“We had this idea of trying to figure out what acoustic signatures humans make, whether the sharks can hear them, and, if appropriate, whether we can somehow interrupt that,” says Erbe. These interruptions could then potentially be used to ‘hide’ or ‘mask’ the noises people make in the water from the sharks.
Western Australia is a pertinent place to work on this project, given the debate over baited drum lines to cull sharks, and the project has been funded by Western Australia’s Department of Commerce.
Initial recordings have been made of people in a pool swimming and snorkelling past a hydrophone – a microphone designed to record or listen to underwater sound. Erbe’s team records people swimming and surfing at beaches to see how far their noises travel. These sounds can then be played to sharks in enclosures at Ocean Park Aquarium in Shark Bay to check for any responses.
“If we see responses from the sharks, the next step is to figure out if we can mask the sounds of people in the water using artificial signals,” says Erbe. These artificial signals are band-limited white noise, created digitally. “We can see which frequencies, or part of the human sound signature, could be detected by the sharks and calculate the range limits at which that might occur. We can then design masking signals that fill in around them so those frequencies can’t be detected,” she says. The team will test these masking signals by playing them back to the sharks at Ocean Park Aquarium.
This masking technique is different to other approaches where loud sounds are played at beaches to scare sharks away. The problem with the loud sound approach, says Erbe, is that it potentially interferes with an entire underwater ecosystem.

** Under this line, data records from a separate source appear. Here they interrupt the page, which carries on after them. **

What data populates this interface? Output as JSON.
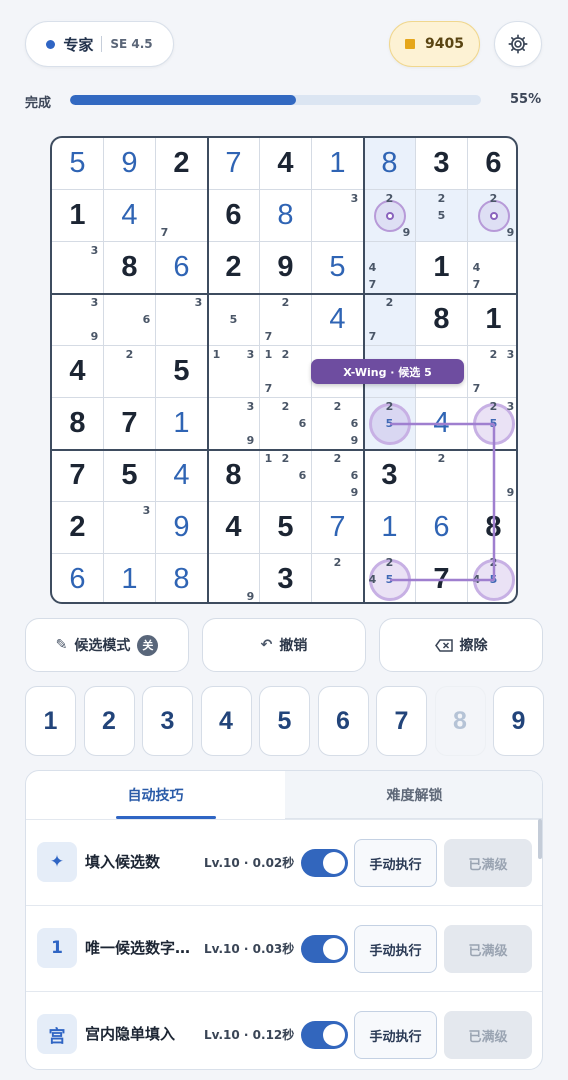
{
  "header": {
    "difficulty": "专家",
    "rating": "SE 4.5",
    "coins": "9405"
  },
  "progress": {
    "label": "完成",
    "value": 0.55,
    "percent_text": "55%"
  },
  "board": {
    "cells": [
      [
        5,
        9,
        2,
        7,
        4,
        1,
        8,
        3,
        6
      ],
      [
        1,
        4,
        0,
        6,
        8,
        0,
        0,
        0,
        0
      ],
      [
        0,
        8,
        6,
        2,
        9,
        5,
        0,
        1,
        0
      ],
      [
        0,
        0,
        0,
        0,
        0,
        4,
        0,
        8,
        1
      ],
      [
        4,
        0,
        5,
        0,
        0,
        0,
        0,
        0,
        0
      ],
      [
        8,
        7,
        1,
        0,
        0,
        0,
        0,
        4,
        0
      ],
      [
        7,
        5,
        4,
        8,
        0,
        0,
        3,
        0,
        0
      ],
      [
        2,
        0,
        9,
        4,
        5,
        7,
        1,
        6,
        8
      ],
      [
        6,
        1,
        8,
        0,
        3,
        0,
        0,
        7,
        0
      ]
    ],
    "user_filled": [
      [
        1,
        1,
        0,
        1,
        0,
        1,
        1,
        0,
        0
      ],
      [
        0,
        1,
        0,
        0,
        1,
        0,
        0,
        0,
        0
      ],
      [
        0,
        0,
        1,
        0,
        0,
        1,
        0,
        0,
        0
      ],
      [
        0,
        0,
        0,
        0,
        0,
        1,
        0,
        0,
        0
      ],
      [
        0,
        0,
        0,
        0,
        0,
        0,
        0,
        0,
        0
      ],
      [
        0,
        0,
        1,
        0,
        0,
        0,
        0,
        1,
        0
      ],
      [
        0,
        0,
        1,
        0,
        0,
        0,
        0,
        0,
        0
      ],
      [
        0,
        0,
        1,
        0,
        0,
        1,
        1,
        1,
        0
      ],
      [
        1,
        1,
        1,
        0,
        0,
        0,
        0,
        0,
        0
      ]
    ],
    "candidates": [
      [
        [
          1,
          2,
          [
            7
          ]
        ],
        [
          1,
          5,
          [
            3
          ]
        ],
        [
          1,
          6,
          [
            2,
            9
          ]
        ],
        [
          1,
          7,
          [
            2,
            5
          ]
        ],
        [
          1,
          8,
          [
            2,
            9
          ]
        ]
      ],
      [
        [
          2,
          0,
          [
            3
          ]
        ],
        [
          2,
          6,
          [
            4,
            7
          ]
        ],
        [
          2,
          8,
          [
            4,
            7
          ]
        ]
      ],
      [
        [
          3,
          0,
          [
            3,
            9
          ]
        ],
        [
          3,
          1,
          [
            6
          ]
        ],
        [
          3,
          2,
          [
            3
          ]
        ],
        [
          3,
          3,
          [
            5
          ]
        ],
        [
          3,
          4,
          [
            2,
            7
          ]
        ],
        [
          3,
          6,
          [
            2,
            7
          ]
        ]
      ],
      [
        [
          4,
          1,
          [
            2
          ]
        ],
        [
          4,
          3,
          [
            1,
            3
          ]
        ],
        [
          4,
          4,
          [
            1,
            2,
            7
          ]
        ],
        [
          4,
          8,
          [
            2,
            3,
            7
          ]
        ]
      ],
      [
        [
          5,
          3,
          [
            3,
            9
          ]
        ],
        [
          5,
          4,
          [
            2,
            6
          ]
        ],
        [
          5,
          5,
          [
            2,
            6,
            9
          ]
        ],
        [
          5,
          6,
          [
            2,
            5
          ]
        ],
        [
          5,
          8,
          [
            2,
            3,
            5
          ]
        ]
      ],
      [
        [
          6,
          4,
          [
            1,
            2,
            6
          ]
        ],
        [
          6,
          5,
          [
            2,
            6,
            9
          ]
        ],
        [
          6,
          7,
          [
            2
          ]
        ],
        [
          6,
          8,
          [
            9
          ]
        ]
      ],
      [
        [
          7,
          1,
          [
            3
          ]
        ]
      ],
      [
        [
          8,
          3,
          [
            9
          ]
        ],
        [
          8,
          5,
          [
            2
          ]
        ],
        [
          8,
          6,
          [
            2,
            4,
            5
          ]
        ],
        [
          8,
          8,
          [
            2,
            4,
            5
          ]
        ]
      ]
    ],
    "highlight_digit": 5,
    "targets": [
      [
        1,
        6
      ],
      [
        1,
        8
      ]
    ],
    "xwing_cells": [
      [
        5,
        6
      ],
      [
        5,
        8
      ],
      [
        8,
        6
      ],
      [
        8,
        8
      ]
    ],
    "hint_label": "X-Wing · 候选 5"
  },
  "actions": {
    "pencil": "候选模式",
    "pencil_state": "关",
    "undo": "撤销",
    "erase": "擦除"
  },
  "numpad": [
    "1",
    "2",
    "3",
    "4",
    "5",
    "6",
    "7",
    "8",
    "9"
  ],
  "numpad_completed": [
    "8"
  ],
  "tabs": {
    "auto": "自动技巧",
    "unlock": "难度解锁"
  },
  "skills": [
    {
      "icon": "✦",
      "name": "填入候选数",
      "level": "Lv.10 · 0.02秒",
      "enabled": true,
      "run": "手动执行",
      "status": "已满级"
    },
    {
      "icon": "1",
      "name": "唯一候选数字填入",
      "level": "Lv.10 · 0.03秒",
      "enabled": true,
      "run": "手动执行",
      "status": "已满级"
    },
    {
      "icon": "宫",
      "name": "宫内隐单填入",
      "level": "Lv.10 · 0.12秒",
      "enabled": true,
      "run": "手动执行",
      "status": "已满级"
    }
  ],
  "icons": {
    "settings": "gear-icon",
    "pencil": "pencil-icon",
    "undo": "undo-icon",
    "erase": "backspace-icon",
    "coin": "coin-icon"
  },
  "colors": {
    "accent": "#2f65c4",
    "xwing": "#8a63bd",
    "coin": "#e5a61b"
  }
}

The masking approach, on the other hand, is targeted at frequencies and levels that only sharks can hear in the surf zone. “We’re not looking at scaring the sharks away, we’re just limiting them from detecting humans,” she says.
According to Erbe, a multidisciplinary approach is crucial to solving problems such as shark mitigation, and her team ranges from physicists to acousticians, engineers and marine biologists.
Team member Dr Miles Parsons is leading another project on the sonar detection of sharks with the aim of building an early warning system. “The solution will have to be a combination of detecting sharks and preventing them detecting us,” says Erbe.
– Ruth Beran